Top of DATA TO EXAMINE
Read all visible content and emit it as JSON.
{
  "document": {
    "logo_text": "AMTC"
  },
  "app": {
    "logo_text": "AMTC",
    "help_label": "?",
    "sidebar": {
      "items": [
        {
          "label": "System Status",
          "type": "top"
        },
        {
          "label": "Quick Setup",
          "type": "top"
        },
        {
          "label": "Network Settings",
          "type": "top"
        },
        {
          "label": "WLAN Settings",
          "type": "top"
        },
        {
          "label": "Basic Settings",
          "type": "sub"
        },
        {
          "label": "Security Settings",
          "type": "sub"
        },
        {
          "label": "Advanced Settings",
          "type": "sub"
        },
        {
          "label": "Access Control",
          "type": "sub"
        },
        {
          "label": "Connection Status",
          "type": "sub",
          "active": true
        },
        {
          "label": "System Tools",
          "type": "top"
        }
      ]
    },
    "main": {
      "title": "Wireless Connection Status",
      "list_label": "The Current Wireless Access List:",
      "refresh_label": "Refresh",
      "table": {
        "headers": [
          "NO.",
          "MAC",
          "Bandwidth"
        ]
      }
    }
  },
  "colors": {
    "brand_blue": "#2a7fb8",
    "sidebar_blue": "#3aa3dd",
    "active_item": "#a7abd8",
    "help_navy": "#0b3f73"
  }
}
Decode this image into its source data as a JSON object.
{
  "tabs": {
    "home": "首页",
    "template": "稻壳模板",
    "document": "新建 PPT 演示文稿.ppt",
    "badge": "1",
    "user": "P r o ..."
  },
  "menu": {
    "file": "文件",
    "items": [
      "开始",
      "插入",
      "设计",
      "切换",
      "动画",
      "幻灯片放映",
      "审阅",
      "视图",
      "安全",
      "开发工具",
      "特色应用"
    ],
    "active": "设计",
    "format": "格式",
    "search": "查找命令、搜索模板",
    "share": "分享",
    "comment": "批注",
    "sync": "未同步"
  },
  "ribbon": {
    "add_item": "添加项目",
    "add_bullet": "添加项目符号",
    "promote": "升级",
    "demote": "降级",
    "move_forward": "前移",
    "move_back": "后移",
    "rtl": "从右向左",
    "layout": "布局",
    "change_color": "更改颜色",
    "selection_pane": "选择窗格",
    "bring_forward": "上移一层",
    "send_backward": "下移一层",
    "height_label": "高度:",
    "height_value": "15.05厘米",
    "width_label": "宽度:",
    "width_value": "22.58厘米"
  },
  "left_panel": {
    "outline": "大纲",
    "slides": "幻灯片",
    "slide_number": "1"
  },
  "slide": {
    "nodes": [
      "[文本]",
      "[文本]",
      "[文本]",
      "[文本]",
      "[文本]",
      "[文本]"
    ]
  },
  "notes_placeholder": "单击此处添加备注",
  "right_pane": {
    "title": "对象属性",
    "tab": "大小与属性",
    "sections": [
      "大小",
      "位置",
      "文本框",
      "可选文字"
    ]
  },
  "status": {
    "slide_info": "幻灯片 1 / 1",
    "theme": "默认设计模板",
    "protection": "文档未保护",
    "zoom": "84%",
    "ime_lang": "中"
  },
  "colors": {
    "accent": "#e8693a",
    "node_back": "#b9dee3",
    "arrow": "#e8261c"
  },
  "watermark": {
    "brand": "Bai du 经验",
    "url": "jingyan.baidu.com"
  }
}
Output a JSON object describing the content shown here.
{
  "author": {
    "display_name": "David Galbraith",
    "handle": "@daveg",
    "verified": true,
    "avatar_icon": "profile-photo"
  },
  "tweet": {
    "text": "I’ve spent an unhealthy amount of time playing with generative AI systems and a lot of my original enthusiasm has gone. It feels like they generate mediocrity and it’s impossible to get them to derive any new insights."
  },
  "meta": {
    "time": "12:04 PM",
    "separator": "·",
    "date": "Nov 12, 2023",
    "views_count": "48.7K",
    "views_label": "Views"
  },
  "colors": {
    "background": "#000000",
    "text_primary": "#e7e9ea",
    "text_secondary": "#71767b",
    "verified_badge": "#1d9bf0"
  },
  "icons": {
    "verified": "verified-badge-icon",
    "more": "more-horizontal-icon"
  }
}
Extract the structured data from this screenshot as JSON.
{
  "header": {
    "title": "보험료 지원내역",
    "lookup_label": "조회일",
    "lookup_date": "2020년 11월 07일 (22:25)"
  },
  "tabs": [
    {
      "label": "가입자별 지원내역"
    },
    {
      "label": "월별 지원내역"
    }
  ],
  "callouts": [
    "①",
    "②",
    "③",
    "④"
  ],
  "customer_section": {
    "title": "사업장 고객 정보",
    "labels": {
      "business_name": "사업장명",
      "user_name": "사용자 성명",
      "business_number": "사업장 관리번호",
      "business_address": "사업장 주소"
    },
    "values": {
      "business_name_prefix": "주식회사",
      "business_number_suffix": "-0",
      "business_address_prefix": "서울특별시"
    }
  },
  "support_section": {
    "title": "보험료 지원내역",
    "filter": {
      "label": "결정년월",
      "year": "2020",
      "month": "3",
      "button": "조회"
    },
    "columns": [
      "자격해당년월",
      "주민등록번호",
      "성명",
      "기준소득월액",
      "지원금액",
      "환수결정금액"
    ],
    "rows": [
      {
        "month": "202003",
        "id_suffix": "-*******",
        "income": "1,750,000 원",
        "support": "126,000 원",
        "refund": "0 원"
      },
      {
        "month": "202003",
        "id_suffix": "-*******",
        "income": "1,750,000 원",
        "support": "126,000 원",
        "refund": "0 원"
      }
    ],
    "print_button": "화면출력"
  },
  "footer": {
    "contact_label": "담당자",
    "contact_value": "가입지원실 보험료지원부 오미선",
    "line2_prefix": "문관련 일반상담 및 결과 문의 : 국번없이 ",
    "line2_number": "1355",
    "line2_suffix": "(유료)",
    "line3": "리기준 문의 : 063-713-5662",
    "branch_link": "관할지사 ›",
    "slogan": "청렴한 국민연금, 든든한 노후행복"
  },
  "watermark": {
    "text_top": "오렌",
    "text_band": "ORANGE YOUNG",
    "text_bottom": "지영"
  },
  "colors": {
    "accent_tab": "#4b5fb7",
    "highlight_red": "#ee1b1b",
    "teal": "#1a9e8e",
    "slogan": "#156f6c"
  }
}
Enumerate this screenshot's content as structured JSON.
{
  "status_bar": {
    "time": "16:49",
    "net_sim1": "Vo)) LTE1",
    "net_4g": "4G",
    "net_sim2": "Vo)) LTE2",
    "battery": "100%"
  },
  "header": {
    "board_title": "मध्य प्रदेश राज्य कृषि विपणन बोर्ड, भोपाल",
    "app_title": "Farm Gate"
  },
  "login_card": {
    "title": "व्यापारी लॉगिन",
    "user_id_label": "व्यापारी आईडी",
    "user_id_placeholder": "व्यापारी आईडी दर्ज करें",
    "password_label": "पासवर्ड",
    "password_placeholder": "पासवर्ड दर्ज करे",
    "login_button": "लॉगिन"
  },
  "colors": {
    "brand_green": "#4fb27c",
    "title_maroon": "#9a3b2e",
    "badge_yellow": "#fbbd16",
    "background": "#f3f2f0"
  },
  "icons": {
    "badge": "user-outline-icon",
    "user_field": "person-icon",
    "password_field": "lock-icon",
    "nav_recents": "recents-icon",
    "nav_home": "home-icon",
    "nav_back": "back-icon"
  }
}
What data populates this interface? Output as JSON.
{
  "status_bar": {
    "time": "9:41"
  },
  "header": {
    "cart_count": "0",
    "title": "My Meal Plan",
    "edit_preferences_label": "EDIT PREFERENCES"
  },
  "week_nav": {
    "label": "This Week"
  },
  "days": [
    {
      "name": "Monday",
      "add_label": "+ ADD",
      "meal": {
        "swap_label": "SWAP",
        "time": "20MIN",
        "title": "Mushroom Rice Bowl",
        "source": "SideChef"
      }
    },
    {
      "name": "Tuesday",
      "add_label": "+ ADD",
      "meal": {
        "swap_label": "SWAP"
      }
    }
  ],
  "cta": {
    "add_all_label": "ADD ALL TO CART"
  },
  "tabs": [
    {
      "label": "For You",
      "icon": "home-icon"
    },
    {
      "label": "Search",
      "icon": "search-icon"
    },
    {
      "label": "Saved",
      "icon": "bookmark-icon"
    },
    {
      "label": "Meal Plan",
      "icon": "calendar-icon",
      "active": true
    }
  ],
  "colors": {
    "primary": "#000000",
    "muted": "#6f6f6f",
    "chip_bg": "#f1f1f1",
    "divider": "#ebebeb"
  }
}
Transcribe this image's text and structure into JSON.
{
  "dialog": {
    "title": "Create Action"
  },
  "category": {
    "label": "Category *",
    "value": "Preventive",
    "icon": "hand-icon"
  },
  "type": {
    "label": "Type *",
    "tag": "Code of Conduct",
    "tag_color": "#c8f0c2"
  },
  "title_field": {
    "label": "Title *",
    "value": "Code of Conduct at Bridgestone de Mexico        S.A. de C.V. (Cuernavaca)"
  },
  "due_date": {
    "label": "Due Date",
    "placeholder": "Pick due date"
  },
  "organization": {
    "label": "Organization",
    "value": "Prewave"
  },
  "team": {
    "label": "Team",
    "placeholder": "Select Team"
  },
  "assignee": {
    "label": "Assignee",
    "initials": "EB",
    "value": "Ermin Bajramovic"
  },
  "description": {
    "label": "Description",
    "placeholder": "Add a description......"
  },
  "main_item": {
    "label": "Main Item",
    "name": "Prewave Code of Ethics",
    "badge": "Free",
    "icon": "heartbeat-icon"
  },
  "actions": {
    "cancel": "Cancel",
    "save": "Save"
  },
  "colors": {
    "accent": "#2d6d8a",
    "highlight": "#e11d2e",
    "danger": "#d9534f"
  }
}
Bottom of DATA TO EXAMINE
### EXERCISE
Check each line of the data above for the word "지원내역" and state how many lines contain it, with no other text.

### OUTPUT
4